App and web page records
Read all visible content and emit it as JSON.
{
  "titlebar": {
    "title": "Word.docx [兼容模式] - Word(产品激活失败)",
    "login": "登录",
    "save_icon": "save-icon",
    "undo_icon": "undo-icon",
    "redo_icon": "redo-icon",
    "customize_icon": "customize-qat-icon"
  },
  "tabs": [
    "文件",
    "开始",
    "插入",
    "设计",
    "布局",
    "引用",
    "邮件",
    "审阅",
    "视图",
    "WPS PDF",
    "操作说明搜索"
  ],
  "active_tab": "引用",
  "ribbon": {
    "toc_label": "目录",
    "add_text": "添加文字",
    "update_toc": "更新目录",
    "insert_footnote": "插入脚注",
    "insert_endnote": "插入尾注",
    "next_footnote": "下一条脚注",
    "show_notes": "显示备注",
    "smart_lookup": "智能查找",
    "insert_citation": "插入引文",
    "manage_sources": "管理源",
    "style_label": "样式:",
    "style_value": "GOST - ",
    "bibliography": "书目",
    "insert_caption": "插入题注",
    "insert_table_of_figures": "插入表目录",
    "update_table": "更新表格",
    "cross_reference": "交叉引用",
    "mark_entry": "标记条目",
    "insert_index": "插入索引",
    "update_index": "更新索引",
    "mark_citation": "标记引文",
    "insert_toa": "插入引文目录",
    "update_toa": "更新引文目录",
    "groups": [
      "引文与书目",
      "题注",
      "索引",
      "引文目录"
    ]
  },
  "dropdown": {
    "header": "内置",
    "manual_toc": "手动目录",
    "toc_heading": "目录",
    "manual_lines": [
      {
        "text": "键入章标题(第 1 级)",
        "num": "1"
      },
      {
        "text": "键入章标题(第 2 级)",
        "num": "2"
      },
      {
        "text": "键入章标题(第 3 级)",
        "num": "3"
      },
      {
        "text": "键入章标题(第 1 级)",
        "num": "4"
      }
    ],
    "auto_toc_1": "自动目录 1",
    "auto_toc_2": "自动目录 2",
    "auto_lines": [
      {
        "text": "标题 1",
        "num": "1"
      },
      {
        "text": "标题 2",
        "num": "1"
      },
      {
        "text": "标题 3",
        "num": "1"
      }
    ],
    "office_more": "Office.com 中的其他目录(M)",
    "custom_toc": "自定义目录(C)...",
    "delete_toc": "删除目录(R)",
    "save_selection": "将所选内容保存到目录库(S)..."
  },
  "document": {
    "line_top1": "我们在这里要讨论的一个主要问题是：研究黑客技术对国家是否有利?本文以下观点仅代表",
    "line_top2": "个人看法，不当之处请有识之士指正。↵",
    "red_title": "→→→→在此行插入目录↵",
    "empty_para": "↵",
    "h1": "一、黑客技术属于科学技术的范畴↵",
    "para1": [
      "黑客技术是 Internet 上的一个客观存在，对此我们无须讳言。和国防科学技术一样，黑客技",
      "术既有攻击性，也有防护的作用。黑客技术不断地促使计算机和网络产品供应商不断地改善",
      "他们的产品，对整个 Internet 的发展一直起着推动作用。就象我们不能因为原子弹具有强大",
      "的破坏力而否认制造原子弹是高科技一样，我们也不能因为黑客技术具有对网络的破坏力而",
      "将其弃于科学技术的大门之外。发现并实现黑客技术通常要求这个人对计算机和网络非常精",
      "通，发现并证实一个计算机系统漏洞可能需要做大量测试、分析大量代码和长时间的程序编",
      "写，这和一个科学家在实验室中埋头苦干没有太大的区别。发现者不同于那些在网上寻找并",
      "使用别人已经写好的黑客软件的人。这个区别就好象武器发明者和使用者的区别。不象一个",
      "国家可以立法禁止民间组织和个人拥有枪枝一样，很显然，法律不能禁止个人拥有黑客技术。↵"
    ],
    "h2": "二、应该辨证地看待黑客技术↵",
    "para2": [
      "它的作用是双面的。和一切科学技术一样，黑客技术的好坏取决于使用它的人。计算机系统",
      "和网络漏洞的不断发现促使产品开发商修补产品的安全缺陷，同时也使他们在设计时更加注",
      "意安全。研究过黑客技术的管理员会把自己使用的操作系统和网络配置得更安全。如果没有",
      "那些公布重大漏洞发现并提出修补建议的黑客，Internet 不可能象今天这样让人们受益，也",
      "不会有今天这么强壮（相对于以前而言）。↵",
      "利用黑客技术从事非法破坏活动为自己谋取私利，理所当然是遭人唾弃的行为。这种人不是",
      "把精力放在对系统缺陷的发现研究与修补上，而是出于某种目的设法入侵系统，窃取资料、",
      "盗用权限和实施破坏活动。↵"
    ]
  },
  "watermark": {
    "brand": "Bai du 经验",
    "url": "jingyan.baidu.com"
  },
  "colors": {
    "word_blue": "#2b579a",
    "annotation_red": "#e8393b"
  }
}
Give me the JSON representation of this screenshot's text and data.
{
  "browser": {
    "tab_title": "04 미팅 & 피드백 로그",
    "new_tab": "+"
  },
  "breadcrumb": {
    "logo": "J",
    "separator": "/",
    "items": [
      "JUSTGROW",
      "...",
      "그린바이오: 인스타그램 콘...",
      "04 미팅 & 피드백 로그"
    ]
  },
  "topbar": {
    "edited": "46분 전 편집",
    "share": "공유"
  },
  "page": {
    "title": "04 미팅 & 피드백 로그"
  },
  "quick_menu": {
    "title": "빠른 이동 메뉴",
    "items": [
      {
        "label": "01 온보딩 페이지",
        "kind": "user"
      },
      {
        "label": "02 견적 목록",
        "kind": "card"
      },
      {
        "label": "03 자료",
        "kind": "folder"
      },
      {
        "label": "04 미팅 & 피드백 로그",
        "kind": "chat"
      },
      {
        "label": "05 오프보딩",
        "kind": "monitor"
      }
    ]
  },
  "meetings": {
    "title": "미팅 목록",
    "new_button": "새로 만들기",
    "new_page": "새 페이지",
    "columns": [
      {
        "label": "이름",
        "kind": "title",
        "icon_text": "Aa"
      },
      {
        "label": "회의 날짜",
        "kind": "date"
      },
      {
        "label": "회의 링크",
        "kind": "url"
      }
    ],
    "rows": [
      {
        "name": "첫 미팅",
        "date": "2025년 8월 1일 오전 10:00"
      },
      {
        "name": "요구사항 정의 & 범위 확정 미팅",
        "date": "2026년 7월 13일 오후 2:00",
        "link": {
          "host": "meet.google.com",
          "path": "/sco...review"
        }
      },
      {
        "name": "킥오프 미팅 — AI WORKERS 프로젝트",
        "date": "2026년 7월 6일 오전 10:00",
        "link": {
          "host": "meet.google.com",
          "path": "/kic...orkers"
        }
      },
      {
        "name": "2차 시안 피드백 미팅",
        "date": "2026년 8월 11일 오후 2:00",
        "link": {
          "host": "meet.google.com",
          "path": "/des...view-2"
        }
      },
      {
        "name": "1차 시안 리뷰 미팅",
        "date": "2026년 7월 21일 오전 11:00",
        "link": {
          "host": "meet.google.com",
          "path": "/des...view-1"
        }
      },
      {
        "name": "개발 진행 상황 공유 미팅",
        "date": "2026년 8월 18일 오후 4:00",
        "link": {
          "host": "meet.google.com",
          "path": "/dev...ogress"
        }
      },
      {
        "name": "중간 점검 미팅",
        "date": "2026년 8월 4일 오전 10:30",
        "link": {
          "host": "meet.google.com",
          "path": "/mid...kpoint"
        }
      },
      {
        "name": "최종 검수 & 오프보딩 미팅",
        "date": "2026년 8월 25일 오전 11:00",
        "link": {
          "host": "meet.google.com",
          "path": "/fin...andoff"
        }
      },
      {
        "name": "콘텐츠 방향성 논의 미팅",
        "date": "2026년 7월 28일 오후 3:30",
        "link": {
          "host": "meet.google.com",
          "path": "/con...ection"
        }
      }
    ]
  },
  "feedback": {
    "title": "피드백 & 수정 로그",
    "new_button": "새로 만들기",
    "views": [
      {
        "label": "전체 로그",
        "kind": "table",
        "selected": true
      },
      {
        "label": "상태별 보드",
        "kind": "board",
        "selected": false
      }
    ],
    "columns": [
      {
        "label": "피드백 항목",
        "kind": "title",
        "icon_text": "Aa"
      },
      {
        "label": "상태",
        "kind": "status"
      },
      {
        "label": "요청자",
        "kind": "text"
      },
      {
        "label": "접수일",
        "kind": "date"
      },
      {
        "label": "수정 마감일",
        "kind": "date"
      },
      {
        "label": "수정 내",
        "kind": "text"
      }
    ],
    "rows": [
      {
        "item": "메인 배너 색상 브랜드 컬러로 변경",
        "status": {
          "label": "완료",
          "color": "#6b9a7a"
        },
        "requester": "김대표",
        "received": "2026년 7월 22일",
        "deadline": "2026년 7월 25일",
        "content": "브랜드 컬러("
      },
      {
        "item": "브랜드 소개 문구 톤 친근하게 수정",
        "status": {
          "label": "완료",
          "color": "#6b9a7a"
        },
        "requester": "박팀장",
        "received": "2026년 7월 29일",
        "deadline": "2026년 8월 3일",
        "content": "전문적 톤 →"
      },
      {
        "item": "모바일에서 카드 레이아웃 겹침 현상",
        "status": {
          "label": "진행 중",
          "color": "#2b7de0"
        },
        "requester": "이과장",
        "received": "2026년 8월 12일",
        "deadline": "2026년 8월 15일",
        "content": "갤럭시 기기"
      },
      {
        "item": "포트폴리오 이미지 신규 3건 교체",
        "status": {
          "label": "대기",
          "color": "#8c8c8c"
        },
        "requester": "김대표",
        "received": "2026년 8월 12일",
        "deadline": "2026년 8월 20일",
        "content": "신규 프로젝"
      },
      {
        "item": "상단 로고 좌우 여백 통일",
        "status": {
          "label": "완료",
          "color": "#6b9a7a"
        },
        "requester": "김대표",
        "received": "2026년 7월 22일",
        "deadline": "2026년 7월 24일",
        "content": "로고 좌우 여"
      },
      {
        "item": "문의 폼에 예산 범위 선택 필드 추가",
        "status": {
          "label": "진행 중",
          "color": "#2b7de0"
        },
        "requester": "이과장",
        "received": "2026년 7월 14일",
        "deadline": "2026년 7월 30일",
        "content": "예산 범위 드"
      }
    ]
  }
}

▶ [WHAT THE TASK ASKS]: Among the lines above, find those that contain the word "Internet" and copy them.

▶ [EXERCISE ANSWER]:
      "黑客技术是 Internet 上的一个客观存在，对此我们无须讳言。和国防科学技术一样，黑客技",
      "他们的产品，对整个 Internet 的发展一直起着推动作用。就象我们不能因为原子弹具有强大",
      "那些公布重大漏洞发现并提出修补建议的黑客，Internet 不可能象今天这样让人们受益，也",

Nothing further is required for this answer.